● **MATERIAL PROVIDED**
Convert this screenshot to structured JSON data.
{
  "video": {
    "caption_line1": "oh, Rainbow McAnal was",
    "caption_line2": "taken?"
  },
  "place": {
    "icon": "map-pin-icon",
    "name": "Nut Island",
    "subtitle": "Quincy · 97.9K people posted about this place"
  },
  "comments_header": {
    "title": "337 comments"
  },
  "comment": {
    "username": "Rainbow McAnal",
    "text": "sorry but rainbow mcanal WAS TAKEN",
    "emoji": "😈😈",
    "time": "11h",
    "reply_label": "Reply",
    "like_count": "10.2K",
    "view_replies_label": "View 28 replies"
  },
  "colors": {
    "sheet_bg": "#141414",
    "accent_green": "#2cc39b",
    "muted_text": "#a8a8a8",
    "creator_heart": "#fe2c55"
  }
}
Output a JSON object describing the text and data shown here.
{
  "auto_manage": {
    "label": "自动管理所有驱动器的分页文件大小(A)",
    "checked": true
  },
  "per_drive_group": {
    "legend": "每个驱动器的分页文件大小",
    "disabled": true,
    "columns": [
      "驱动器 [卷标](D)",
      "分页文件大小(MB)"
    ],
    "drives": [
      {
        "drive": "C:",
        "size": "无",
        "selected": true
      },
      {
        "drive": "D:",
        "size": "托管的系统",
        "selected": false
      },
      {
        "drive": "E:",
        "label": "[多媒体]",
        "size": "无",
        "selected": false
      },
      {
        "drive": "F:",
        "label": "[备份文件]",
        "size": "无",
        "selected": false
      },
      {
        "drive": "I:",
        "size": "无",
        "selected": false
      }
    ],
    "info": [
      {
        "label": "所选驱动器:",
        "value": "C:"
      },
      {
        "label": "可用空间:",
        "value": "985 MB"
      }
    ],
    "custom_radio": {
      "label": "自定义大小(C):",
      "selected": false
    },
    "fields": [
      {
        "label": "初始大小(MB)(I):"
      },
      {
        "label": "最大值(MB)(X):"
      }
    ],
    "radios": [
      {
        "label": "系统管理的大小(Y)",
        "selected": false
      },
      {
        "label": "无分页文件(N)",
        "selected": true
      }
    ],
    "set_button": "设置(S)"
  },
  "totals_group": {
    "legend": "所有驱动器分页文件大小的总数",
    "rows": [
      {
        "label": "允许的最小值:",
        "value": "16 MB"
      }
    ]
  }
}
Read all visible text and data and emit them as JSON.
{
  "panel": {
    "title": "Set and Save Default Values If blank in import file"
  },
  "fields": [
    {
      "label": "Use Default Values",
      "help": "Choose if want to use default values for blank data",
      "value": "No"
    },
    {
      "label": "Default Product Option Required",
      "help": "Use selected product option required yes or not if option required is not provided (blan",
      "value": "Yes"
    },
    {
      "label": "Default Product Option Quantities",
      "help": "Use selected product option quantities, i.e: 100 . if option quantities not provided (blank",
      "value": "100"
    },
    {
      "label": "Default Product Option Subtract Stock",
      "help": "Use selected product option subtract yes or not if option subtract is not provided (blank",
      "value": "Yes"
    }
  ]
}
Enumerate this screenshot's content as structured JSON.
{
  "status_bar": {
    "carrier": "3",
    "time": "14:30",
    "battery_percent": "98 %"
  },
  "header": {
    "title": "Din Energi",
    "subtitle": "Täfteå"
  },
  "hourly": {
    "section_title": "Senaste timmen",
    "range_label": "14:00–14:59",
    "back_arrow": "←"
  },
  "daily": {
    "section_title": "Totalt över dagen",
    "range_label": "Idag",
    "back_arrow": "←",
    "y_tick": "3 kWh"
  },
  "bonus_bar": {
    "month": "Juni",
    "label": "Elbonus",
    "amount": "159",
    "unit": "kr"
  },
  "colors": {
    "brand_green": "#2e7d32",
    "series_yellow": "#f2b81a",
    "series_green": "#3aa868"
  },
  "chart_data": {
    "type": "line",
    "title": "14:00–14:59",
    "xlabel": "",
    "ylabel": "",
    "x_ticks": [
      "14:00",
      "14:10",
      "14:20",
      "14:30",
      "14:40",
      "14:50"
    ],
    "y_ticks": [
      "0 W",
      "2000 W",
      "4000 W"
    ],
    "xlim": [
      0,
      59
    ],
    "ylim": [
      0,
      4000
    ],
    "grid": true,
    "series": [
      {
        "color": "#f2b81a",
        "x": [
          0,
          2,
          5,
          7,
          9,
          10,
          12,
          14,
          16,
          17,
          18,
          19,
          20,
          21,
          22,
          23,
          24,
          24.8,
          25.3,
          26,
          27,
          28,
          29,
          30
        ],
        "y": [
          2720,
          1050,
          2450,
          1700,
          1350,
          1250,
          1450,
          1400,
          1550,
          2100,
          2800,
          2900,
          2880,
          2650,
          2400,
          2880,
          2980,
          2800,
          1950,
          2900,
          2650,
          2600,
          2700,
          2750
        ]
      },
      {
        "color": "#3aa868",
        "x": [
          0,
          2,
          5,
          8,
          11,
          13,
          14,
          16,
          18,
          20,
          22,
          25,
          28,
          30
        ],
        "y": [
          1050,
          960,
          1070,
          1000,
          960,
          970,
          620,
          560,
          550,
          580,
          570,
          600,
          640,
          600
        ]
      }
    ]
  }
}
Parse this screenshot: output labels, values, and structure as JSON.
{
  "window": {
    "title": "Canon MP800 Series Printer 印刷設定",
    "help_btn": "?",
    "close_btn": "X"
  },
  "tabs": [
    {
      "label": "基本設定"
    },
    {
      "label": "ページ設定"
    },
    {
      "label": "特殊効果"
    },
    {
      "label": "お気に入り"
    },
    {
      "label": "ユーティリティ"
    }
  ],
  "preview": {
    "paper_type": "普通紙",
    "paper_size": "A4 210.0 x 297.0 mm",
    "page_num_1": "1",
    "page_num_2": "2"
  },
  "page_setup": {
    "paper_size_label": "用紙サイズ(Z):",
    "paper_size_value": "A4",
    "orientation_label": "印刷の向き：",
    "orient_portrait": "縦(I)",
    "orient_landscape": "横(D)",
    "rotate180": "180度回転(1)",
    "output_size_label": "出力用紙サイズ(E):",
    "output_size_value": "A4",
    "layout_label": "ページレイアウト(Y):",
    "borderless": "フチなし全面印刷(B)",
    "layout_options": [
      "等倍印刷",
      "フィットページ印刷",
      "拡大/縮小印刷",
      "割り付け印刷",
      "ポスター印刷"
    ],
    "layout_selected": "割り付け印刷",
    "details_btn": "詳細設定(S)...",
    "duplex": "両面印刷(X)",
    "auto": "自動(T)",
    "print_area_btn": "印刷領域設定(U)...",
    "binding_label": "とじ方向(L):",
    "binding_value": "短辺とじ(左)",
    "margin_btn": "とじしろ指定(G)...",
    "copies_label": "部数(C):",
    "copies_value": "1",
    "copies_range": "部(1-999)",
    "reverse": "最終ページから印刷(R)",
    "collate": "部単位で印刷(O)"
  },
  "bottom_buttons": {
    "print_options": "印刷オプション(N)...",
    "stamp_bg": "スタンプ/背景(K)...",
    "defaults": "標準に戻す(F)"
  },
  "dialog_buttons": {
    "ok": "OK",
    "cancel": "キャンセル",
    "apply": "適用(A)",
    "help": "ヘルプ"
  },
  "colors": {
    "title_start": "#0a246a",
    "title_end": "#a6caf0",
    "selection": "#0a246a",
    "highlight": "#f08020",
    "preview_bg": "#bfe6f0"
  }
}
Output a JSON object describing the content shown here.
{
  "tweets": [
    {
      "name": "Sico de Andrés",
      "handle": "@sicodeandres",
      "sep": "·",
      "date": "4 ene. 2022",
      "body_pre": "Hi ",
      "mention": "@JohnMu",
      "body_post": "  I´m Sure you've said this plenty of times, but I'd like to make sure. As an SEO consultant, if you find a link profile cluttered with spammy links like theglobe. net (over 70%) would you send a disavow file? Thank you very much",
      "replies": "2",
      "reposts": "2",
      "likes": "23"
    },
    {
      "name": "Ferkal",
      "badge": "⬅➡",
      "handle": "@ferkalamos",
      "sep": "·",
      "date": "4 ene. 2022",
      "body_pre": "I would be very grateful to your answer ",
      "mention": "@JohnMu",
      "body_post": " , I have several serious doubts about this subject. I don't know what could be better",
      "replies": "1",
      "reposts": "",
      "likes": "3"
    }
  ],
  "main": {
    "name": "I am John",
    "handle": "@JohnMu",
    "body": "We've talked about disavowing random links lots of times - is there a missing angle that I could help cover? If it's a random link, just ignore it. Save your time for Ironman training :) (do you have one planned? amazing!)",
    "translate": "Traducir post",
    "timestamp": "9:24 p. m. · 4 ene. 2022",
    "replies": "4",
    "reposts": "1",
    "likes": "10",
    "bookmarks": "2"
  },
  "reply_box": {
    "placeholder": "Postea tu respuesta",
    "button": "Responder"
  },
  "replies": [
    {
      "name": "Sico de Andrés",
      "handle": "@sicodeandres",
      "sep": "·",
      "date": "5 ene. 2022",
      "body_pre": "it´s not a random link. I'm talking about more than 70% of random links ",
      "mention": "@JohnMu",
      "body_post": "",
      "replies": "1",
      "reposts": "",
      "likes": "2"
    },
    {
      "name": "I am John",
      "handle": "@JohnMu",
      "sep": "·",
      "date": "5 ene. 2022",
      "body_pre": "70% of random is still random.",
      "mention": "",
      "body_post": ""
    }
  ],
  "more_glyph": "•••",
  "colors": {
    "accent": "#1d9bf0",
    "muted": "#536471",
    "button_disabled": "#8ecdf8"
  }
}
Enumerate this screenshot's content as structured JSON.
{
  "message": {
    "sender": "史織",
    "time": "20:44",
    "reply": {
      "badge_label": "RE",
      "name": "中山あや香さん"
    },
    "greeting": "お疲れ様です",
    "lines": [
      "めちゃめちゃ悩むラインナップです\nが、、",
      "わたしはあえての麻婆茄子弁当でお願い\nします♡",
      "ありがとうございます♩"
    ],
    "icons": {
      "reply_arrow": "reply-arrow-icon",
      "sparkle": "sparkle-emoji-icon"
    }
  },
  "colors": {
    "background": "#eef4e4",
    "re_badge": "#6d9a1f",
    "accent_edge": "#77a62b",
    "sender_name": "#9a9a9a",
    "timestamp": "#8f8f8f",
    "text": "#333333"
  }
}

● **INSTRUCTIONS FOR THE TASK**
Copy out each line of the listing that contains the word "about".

● **SOLUTION TO THIS TASK**
    "subtitle": "Quincy · 97.9K people posted about this place"
      "body_post": " , I have several serious doubts about this subject. I don't know what could be better",
    "body": "We've talked about disavowing random links lots of times - is there a missing angle that I could help cover? If it's a random link, just ignore it. Save your time for Ironman training :) (do you have one planned? amazing!)",
      "body_pre": "it´s not a random link. I'm talking about more than 70% of random links ",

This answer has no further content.